Symptoms may affect jaw bone growth which can lead to oral health complications. Jaw pain and stiffness may become a problem. In severe cases surgery may be required to restore jaw function.

Blood Circulation

Sometimes symptoms can affect arteries in hands and feet and cause them to be inflamed. This can lead to lowered blood circulation.


Anemia or low iron count in the blood may be another complication of juvenile rheumatoid arthritis.

Continued Treatment

With continued treatment the juvenile rheumatoid arthritis prognosis for patients is good. The treatment options must be tailored to each individual patient’s situation as no two cases are exactly the same.

Physical Activity

Continued physical activity is important. The juvenile rheumatoid arthritis prognosis is much more positive when a child is exercising regularly. This helps to increase their joint function and improve their range of motion, flexibility and mobility.

Some of the recommended exercises include swimming, walking, and cycling. Certain exercises may be more appropriate for when flare-ups or active states of pain are experienced. In this case, it’s best to consult your physician.

Physical activity also helps children improve their psychological state in recovering from chronic symptoms of juvenile rheumatoid arthritis.

Emotional Support

Over time, many children face feelings of anger or sadness in their struggle with juvenile rheumatoid arthritis. It’s important to look for these signs and provide the necessary emotional support to help them restore their quality of life.

It may be necessary to pursue counseling or psychological services to ensure that your child feels supported.


There are medications available that control the progression of juvenile rheumatoid arthritis and can lead to a positive outlook. These are the same medications many adults take and are known as disease-modifying antirheumatic drugs (DMARDs). Your physician will be able to determine if these drugs are necessary to control swelling and prevent damage.


Occasionally, doctors will recommend surgery for children with juvenile rheumatoid arthritis. These are usually severe cases where bone damage is extensive. Joint replacement surgery is an option and it can reduce potential complications the patient may experience in adulthood.

Regular Follow-Up

Ensure that you and your child work closely with your team of physicians to monitor symptoms and assess the stages of progression. The appropriate treatment options may change over time as well so it’s important to stay on top of your child’s symptoms.

Many children with juvenile rheumatoid arthritis go on to lead completely normal lives. Children are able to continue with their schoolwork, social events, as well as physical activities.

Transition Health Care

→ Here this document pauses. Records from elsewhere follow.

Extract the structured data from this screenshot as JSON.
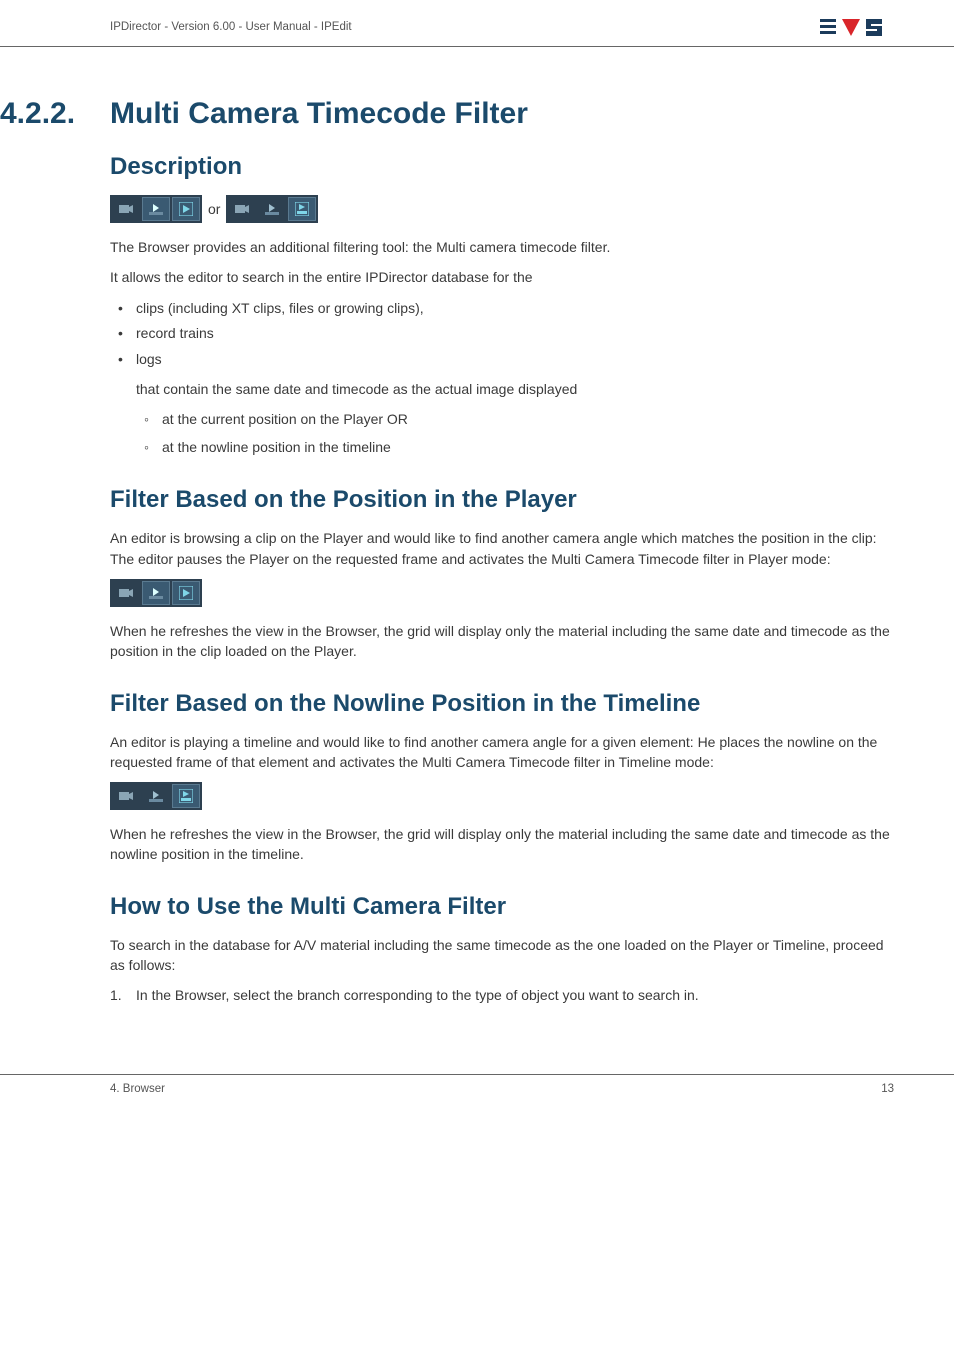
{
  "header": {
    "breadcrumb": "IPDirector - Version 6.00 - User Manual - IPEdit"
  },
  "section": {
    "number": "4.2.2.",
    "title": "Multi Camera Timecode Filter"
  },
  "headings": {
    "description": "Description",
    "filterPlayer": "Filter Based on the Position in the Player",
    "filterNowline": "Filter Based on the Nowline Position in the Timeline",
    "howTo": "How to Use the Multi Camera Filter"
  },
  "desc": {
    "orLabel": "or",
    "p1": "The Browser provides an additional filtering tool: the Multi camera timecode filter.",
    "p2": "It allows the editor to search in the entire IPDirector database for the",
    "b1": "clips (including XT clips, files or growing clips),",
    "b2": "record trains",
    "b3": "logs",
    "b3sub": "that contain the same date and timecode as the actual image displayed",
    "sub1": "at the current position on the Player OR",
    "sub2": "at the nowline position in the timeline"
  },
  "player": {
    "p1": "An editor is browsing a clip on the Player and would like to find another camera angle which matches the position in the clip: The editor pauses the Player on the requested frame and activates the Multi Camera Timecode filter in Player mode:",
    "p2": "When he refreshes the view in the Browser, the grid will display only the material including the same date and timecode as the position in the clip loaded on the Player."
  },
  "nowline": {
    "p1": "An editor is playing a timeline and would like to find another camera angle for a given element: He places the nowline on the requested frame of that element and activates the Multi Camera Timecode filter in Timeline mode:",
    "p2": "When he refreshes the view in the Browser, the grid will display only the material including the same date and timecode as the nowline position in the timeline."
  },
  "howto": {
    "p1": "To search in the database for A/V material including the same timecode as the one loaded on the Player or Timeline, proceed as follows:",
    "step1": "In the Browser, select the branch corresponding to the type of object you want to search in."
  },
  "footer": {
    "left": "4. Browser",
    "right": "13"
  }
}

If symptoms continue to persist past the age of 17 or 18 years old, juvenile rheumatoid arthritis patients can be transitioned from pediatric care to adult care. The goal is to ensure continued treatment and care without interruption. Your team of physicians will help prepare you and your child for this transition when the timing is appropriate to ensure optimal health care provision.